> **Problem to work on**
Repeat every record exactly, but keep images out of the copy.

> **Information**
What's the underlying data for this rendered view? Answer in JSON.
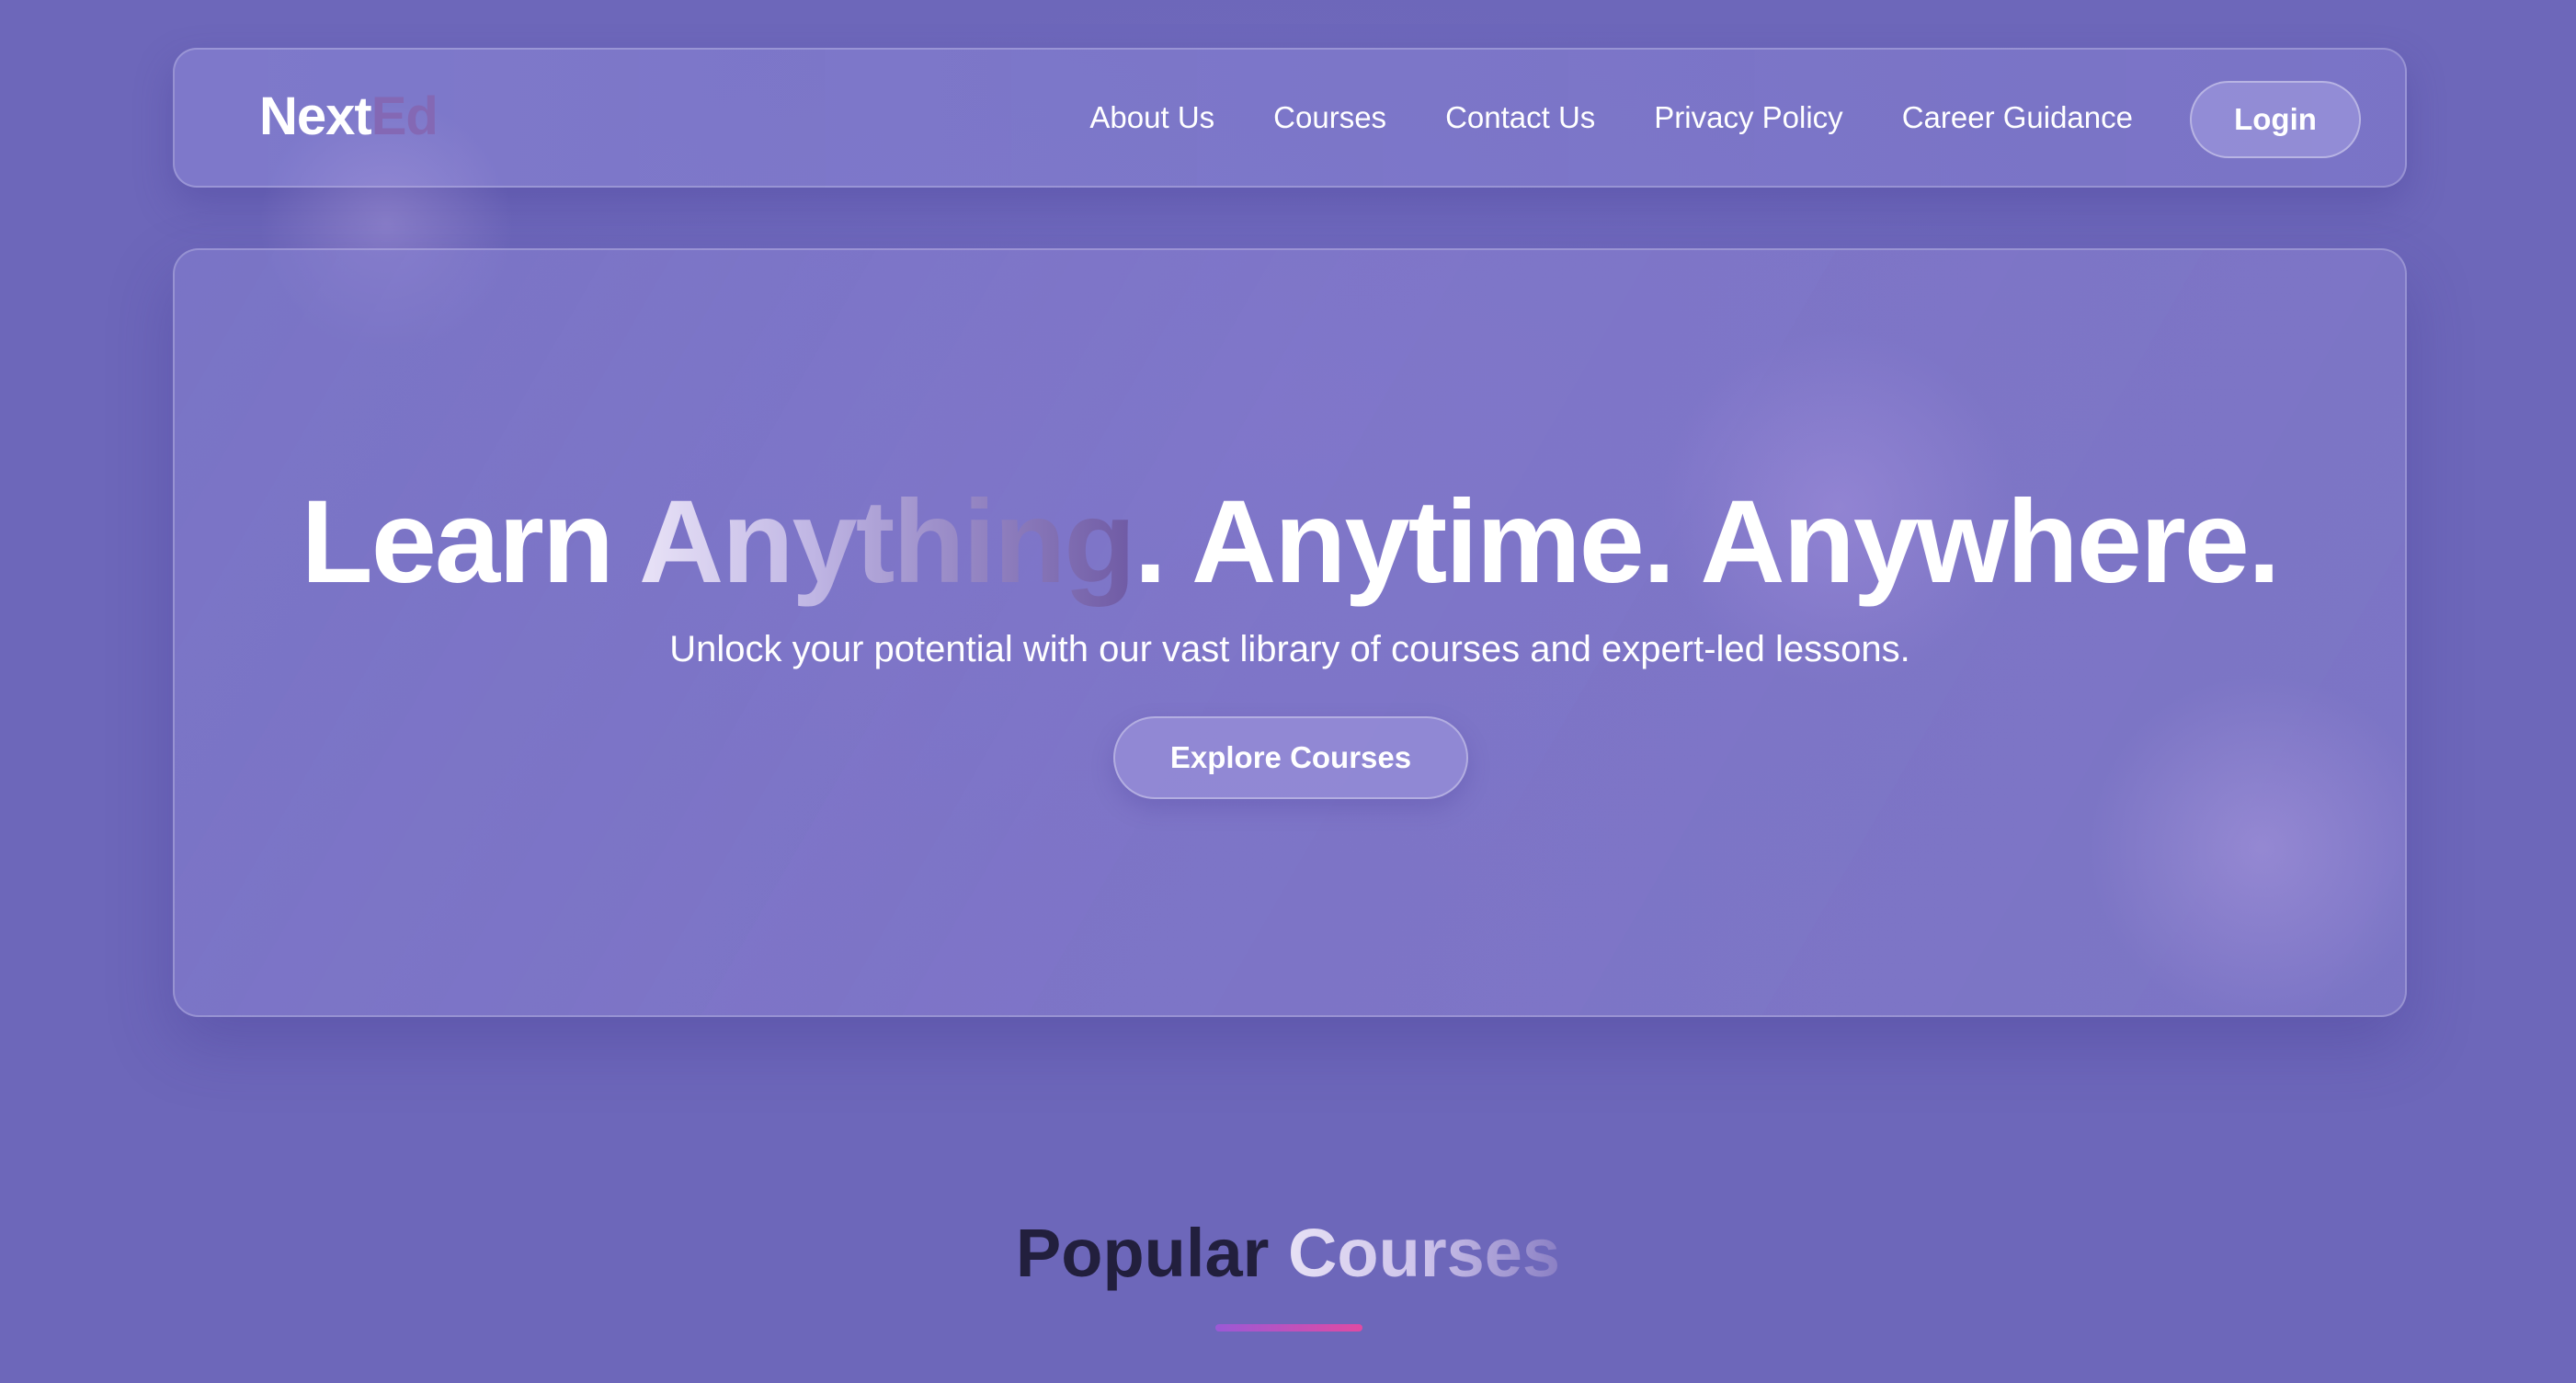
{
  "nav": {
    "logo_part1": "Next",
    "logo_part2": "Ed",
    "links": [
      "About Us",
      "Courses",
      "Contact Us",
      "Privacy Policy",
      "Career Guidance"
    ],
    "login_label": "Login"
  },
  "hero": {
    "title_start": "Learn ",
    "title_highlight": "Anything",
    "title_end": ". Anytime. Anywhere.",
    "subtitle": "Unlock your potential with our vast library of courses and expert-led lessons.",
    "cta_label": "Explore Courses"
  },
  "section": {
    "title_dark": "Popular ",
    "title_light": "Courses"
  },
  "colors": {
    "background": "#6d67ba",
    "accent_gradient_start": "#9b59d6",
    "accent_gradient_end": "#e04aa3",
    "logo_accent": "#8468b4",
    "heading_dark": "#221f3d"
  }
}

> **Answer space**
What's the underlying data for this rendered view? Answer in JSON.
{
  "nav": {
    "logo_part1": "Next",
    "logo_part2": "Ed",
    "links": [
      "About Us",
      "Courses",
      "Contact Us",
      "Privacy Policy",
      "Career Guidance"
    ],
    "login_label": "Login"
  },
  "hero": {
    "title_start": "Learn ",
    "title_highlight": "Anything",
    "title_end": ". Anytime. Anywhere.",
    "subtitle": "Unlock your potential with our vast library of courses and expert-led lessons.",
    "cta_label": "Explore Courses"
  },
  "section": {
    "title_dark": "Popular ",
    "title_light": "Courses"
  },
  "colors": {
    "background": "#6d67ba",
    "accent_gradient_start": "#9b59d6",
    "accent_gradient_end": "#e04aa3",
    "logo_accent": "#8468b4",
    "heading_dark": "#221f3d"
  }
}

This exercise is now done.